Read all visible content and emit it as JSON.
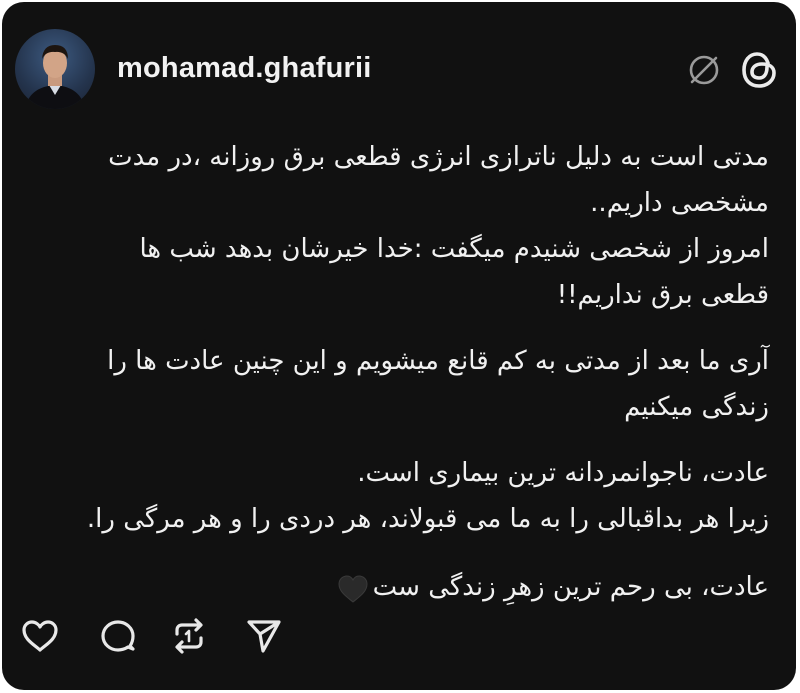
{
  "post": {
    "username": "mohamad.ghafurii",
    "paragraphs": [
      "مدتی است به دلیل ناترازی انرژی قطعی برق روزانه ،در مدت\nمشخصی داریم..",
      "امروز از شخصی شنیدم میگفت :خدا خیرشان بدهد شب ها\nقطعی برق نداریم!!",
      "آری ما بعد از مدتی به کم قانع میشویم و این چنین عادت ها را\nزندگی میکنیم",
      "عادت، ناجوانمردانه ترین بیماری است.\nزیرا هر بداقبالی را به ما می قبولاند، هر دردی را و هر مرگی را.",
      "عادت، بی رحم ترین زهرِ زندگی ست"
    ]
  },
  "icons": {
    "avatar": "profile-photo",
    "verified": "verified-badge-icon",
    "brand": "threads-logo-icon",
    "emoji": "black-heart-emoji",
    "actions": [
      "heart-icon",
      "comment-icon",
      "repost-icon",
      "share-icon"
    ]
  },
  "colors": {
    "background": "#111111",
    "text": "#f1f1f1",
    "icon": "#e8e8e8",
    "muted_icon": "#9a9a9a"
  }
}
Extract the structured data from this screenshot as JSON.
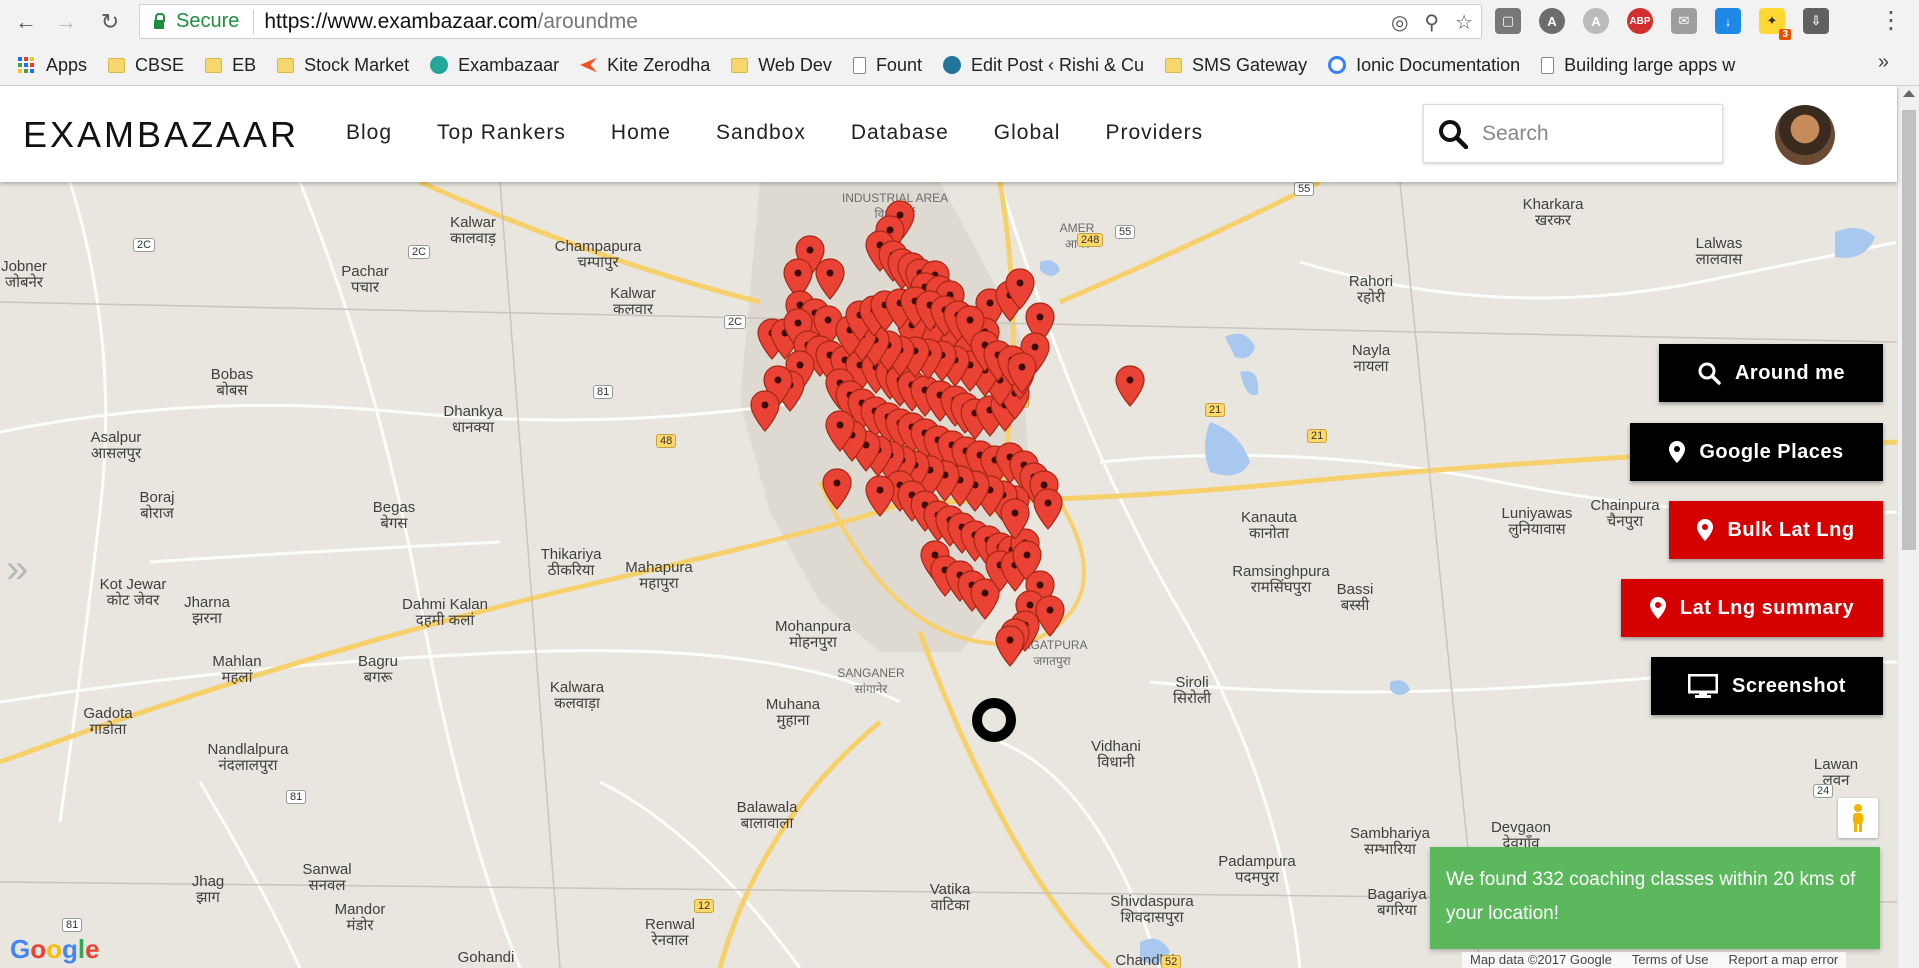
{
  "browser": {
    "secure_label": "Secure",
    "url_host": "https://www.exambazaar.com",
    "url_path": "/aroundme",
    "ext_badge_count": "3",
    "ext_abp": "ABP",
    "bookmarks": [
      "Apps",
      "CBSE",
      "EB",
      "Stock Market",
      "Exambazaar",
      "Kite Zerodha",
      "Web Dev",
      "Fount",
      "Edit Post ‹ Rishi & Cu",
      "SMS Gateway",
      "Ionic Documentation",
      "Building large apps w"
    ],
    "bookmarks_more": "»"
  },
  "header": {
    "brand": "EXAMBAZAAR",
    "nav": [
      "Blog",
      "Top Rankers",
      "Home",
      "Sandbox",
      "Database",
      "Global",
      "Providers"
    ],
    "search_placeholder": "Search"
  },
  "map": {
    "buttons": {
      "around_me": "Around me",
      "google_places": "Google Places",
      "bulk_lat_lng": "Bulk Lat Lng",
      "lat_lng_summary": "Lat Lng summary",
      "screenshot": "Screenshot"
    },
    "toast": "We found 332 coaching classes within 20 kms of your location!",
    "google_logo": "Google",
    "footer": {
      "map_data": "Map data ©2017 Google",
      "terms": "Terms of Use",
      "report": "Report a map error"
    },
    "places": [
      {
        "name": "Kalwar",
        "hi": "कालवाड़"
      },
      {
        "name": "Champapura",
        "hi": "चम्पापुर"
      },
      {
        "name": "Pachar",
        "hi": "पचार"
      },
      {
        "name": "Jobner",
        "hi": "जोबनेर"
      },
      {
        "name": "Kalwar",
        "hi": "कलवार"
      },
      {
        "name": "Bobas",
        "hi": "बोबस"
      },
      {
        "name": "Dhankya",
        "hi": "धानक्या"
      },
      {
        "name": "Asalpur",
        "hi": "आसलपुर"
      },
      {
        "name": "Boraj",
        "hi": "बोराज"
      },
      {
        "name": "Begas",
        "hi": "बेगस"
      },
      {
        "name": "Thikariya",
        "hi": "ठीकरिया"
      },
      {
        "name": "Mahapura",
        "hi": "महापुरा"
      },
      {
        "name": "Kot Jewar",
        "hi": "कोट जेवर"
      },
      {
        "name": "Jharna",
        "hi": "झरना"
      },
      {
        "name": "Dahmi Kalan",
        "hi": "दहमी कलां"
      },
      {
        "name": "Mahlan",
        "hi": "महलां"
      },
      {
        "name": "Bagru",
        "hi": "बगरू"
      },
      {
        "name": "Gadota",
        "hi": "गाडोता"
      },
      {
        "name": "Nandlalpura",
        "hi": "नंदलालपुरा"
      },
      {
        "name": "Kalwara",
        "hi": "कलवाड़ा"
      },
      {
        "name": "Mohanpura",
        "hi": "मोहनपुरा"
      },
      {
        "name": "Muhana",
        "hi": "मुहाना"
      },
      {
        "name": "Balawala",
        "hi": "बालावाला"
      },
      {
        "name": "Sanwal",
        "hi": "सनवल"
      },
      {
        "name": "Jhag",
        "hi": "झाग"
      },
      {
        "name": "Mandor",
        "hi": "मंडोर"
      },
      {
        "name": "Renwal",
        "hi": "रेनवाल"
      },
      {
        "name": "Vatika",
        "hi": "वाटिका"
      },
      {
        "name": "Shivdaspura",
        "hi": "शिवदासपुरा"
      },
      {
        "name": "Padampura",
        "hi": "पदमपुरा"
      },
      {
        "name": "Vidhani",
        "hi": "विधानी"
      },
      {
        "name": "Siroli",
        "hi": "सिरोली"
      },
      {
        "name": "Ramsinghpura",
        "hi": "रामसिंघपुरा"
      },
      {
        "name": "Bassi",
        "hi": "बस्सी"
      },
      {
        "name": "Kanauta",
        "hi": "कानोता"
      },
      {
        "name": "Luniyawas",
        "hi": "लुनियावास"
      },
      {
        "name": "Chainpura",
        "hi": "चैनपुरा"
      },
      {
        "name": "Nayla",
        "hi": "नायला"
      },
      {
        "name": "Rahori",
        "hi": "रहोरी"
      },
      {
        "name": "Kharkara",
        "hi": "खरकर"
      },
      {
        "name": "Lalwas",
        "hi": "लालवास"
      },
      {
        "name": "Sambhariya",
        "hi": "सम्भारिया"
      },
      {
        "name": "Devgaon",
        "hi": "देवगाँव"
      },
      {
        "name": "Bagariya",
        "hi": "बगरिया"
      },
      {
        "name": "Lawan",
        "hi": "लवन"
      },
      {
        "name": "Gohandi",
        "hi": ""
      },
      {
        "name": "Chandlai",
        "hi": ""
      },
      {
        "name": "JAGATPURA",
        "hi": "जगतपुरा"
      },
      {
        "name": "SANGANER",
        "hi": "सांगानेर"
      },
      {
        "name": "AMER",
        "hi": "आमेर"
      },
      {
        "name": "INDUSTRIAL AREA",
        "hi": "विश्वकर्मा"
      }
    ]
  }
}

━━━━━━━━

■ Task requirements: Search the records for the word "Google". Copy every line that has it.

■ Result for this exercise:
      "google_places": "Google Places",
    "google_logo": "Google",
      "map_data": "Map data ©2017 Google",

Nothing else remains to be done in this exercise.